in Priestley’s England
Linden MacIntyre

13 The lived narrative versus the learned narrative Linden MacIntyre I think fiction is a very serious thing, that while it is fiction, it is also a revelation of truth, or facts. John McGahern1 In public readings, panels and other forms of chatter I’ve grown accustomed to the question: is it difficult changing gears (sometimes the analogy refers to hats) from journalist to novelist and do I often get confused and find myself bogged down by fact when writing fiction and tempted, in my ‘factual’ reporting, to make stuff up. The answer, as a rule: I have only one

in John McGahern
Mourning and Melancholia in Female Gothic, 1780–1800
Angela Wright

Wright explores how novels by Eliza Fenwick, Sophia Lee, Maria Roche, and Ann Radcliffe critique, via their fascination with portraiture, eighteenth-century consumerism. Wright argues that this engagement with image-making indicates late eighteenth century concerns with fashion, opulence and consumerism which become relocated in women‘s Gothic writing through the correlated issues of female insanity, desire and loss.

Gothic Studies
James Baldwin in Conversation with Fritz J. Raddatz (1978)
Gianna Zocco

This is the first English-language publication of an interview with James Baldwin conducted by the German writer, editor, and journalist Fritz J. Raddatz in 1978 at Baldwin’s house in St. Paul-de-Vence.

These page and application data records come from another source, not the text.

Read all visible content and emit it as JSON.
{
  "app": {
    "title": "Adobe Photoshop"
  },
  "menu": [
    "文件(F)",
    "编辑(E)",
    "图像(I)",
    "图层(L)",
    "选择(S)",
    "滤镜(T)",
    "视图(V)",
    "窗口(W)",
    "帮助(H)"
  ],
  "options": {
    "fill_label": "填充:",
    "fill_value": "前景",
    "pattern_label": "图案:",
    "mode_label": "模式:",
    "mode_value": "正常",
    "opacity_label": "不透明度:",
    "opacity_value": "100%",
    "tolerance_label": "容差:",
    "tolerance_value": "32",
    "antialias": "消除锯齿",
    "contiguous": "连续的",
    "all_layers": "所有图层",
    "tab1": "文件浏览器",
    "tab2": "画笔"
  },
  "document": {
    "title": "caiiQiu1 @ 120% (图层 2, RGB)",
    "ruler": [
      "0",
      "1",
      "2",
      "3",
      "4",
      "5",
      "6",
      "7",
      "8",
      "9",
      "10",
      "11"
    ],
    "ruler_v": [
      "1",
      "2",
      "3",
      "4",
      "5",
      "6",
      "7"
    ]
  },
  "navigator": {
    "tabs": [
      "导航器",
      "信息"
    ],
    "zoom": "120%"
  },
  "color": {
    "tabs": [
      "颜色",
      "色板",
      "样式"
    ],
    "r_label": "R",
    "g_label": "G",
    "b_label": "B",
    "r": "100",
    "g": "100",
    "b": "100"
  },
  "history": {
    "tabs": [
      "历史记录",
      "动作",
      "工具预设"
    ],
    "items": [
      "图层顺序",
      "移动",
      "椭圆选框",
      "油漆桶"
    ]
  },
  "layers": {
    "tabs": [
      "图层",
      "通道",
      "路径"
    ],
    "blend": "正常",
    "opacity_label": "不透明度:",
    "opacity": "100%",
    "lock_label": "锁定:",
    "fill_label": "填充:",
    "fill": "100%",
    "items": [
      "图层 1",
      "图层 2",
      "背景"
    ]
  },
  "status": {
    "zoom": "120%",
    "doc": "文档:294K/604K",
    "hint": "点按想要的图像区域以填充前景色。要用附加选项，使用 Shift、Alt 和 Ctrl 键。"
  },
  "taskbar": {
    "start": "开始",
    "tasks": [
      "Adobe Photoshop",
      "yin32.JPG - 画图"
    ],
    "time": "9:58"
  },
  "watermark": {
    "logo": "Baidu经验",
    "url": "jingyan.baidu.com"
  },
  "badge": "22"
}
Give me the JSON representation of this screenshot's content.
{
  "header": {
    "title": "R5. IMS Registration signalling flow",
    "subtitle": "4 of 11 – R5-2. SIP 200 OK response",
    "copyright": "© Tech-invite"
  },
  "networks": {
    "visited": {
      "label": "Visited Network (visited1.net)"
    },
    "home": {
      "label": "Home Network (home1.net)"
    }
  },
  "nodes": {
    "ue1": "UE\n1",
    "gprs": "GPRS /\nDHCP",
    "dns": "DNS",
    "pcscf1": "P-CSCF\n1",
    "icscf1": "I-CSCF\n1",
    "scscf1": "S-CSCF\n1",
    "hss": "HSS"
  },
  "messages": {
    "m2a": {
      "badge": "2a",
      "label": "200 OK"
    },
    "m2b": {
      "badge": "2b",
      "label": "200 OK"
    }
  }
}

In the same year, it was published in German in the weekly newspaper Die Zeit, as well as in a book of Raddatz’s conversations with international writers, and—in Italian translation—in the newspaper La Repubblica. The interview covers various topics characteristic of Baldwin’s interests at the time—among them his thoughts about Jimmy Carter’s presidency, his reasons for planning to return to the United States, his disillusionment after the series of murders of black civil rights activists in the 1960s and 1970s, and the role of love and sexuality in his literary writings. A special emphasis lies on the discussion of possible parallels between Nazi Germany and U.S. racism, with Baldwin most prominently likening the whole city of New York to a concentration camp. Due to copyright reasons, this reprint is based on an English translation of the edited version published in German. A one-hour tape recording of the original English conversation between Raddatz and Baldwin is accessible at the German literary archive in Marbach.

James Baldwin Review
Catherine Davies

12 •• How to live a colonial soldier’s life Catherine Davies Historical biography is not a genre generally favoured in Spain, and the personal memoirs of the principal protagonists of events deemed worthy of historical record (for example, of Spanish army officers involved in war and government) have not been mined as profitably as they might have been. It is self-evident that individual people make history, singly or collectively, within the rational or irrational constraints of a given historical context. As Robert I. Rotberg has argued, ‘Social forces are

in Spain in the nineteenth century